Gum disease or Periodontal disease is an infection of the tissues that support your teeth. Your gum tissue is not attached to the teeth as high as it may seem. There is a very shallow v-shaped crevice called a sulcus between the tooth and gums. Periodontal diseases attack just below the gum line in the sulcus, where they cause the attachment of the tooth and its supporting tissues to break down. As the tissues are damaged, the sulcus develops into a pocket: generally, the more severe the disease, the greater the depth of the pocket.
Some factors increase the risk of developing periodontal disease:
Several warning signs that can signal gum problem:
Periodontal diseases are classified according to the severity of the disease. The two major stages are gingivitis and periodontitis. Gingivitis is a milder and reversible form of periodontal disease that only affects the gums. Gingivitis may lead to more serious, destructive forms of periodontal disease called periodontitis.
There are many forms and stages of periodontal disease. The most common are:
1. Gingivitis. The first stage of periodontal disease, gingivitis, is the mild inflammation of the gingival caused by plaque build up. Gingivitis is an inflammatory condition of the gingiva caused by factors including smoking, certain drugs and hormonal changes that occur in puberty and pregnancy. Your gingival will be red, swollen, and tender. You may also notice bleeding while you brush and floss. This stage of gingivitis is reversible.

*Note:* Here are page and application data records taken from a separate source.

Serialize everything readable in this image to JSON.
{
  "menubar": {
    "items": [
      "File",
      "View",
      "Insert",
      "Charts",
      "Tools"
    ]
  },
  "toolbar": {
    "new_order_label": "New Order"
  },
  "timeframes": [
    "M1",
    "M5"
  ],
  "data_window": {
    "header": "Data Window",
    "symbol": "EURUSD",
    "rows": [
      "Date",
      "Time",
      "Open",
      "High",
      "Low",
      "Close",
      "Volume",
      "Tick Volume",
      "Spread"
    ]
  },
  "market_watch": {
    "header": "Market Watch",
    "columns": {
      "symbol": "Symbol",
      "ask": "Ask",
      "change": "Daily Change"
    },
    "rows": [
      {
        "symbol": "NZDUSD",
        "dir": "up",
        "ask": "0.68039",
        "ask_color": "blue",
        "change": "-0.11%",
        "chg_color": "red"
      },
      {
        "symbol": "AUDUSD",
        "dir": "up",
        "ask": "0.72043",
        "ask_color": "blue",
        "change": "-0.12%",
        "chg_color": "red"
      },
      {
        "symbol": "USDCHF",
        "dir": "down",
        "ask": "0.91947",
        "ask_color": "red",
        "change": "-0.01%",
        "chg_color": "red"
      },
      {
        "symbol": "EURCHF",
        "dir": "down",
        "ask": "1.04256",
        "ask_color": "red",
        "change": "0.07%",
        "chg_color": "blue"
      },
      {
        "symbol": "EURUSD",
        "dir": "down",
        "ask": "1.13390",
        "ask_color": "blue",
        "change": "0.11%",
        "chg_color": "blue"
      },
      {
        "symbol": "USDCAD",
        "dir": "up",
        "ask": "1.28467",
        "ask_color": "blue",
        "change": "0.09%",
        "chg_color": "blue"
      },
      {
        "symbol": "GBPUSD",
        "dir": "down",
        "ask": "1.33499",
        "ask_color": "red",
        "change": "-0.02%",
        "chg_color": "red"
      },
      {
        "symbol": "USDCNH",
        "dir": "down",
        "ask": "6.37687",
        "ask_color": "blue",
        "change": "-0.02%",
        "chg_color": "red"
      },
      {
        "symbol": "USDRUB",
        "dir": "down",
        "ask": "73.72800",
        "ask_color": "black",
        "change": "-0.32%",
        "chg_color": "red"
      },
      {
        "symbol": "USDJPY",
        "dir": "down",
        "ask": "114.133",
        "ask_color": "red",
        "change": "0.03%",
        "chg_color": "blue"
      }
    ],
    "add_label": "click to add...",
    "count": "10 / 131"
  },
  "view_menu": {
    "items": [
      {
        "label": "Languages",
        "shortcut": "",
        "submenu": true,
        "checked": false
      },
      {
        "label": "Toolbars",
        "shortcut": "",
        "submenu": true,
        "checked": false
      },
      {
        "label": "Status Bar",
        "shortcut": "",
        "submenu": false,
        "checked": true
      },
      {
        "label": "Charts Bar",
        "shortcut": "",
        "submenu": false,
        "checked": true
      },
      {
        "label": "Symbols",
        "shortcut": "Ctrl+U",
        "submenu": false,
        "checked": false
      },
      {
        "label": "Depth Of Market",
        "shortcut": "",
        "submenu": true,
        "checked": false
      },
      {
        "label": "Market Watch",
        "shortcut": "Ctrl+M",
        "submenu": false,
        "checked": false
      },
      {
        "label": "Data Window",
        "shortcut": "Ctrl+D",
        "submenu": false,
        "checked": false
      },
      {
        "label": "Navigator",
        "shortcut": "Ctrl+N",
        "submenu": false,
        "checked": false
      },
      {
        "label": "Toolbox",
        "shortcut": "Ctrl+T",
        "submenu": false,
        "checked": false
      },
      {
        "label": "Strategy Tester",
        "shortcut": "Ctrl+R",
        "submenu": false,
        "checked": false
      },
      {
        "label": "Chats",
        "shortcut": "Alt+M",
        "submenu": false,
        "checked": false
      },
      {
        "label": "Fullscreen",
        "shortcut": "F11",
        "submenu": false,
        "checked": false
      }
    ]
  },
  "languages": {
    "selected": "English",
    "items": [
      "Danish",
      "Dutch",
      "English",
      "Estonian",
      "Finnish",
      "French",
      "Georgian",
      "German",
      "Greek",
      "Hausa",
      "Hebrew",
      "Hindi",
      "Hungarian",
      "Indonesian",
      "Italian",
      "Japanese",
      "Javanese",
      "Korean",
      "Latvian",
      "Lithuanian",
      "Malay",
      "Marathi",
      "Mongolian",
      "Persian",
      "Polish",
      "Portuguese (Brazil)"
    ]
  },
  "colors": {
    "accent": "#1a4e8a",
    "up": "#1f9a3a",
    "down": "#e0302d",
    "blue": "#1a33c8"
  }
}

2. Mild Periodontitis. Inflammation will spread to the supporting alveolar bone. Minor bone loss and the formation of periodontal pockets, or food traps, may occur. Periodontitis follows with the destruction of the supporting structure of the teeth and is influenced by factors including the individual's immune and inflammatory response. It is initiated by microbial plaque. Periodontitis, if left untreated, can causes tooth loss, mouth odor, bad breath or halitosis.
3. Moderate Periodontitis. In this stage, there will be increased gingival recession, moderate to deep pockets, moderate to severe bone loss, and mobility of teeth due to the bone loss.
4. Severe Periodontitis. This is the most serious stage of periodontitis. Deep pockets, increased mobility of teeth, movement of teeth out of position, and visible fistulas (boils) will be present in this stage. Pus may develop; bone loss continues, and your teeth may loosen or fall out.
In the event you are diagnosed with gum disease, your gum dentist / periodontist may recommend non-surgical periodontal treatment. For advanced cases, gum surgery may be required. The biggest factor in the treatment options available to you will be how quickly your gum disease is detected and how rapidly it advances.
Treatment will depend upon the type of periodontal disease and how far the condition has progressed.
1. Non-Surgical Treatment. A simple non-surgical treatment will be applied if a patient is still in the early stages of gum disease.
2. Scaling or Cleaning. It is a treatment procedure which involves the instrumentation of the crown and root surfaces of the teeth. Plaque, calculus, and stains will be removed from these surfaces. It is performed on patients with periodontal disease and is therapeutic, as apposed to prophylactic and may precede root planning. It is a definitive, meticulous treatment procedure aimed at the removal of cementum and/or dentin that is rough and is possibly permeated by calculus, or even contaminated with toxins or microorganisms. This procedure can be used as a definitive treatment or as part of pre-surgical therapy ("tissue preparation") depending on how far the periodontal disease has advanced.
3. Bone or Gingival Augmentation. This is a surgical procedure which uses a barrier membrane and or bone graft replacement material placed under the gum and over the remaining bone support (ridge or jaw bone) to aid the regeneration of new bone in an area where teeth are being extracted or have already been removed. The graft material may be taken from the patient's own body. If not, an artificial, synthetic, or natural substitute may be used. This prevents the surrounding bone from collapsing into the extraction socket after the removal of a tooth. If this procedure is not carried out, the ridge will become narrow and sharp and it will not be possible to insert an implant or a comfortable-fitting denture.
In most cases, the gums are too tender to brush post-operatively. We will provide you with an antibacterial mouth rinse called Chlorhexidine which will chemically reach those areas that the tooth brush will be too sensitive to debride. Warm salt water will help to reduce gum inflammation and an antibiotic is usually prescribed to prevent infection. Analgesics (pain medication) can be used if the pain becomes severe.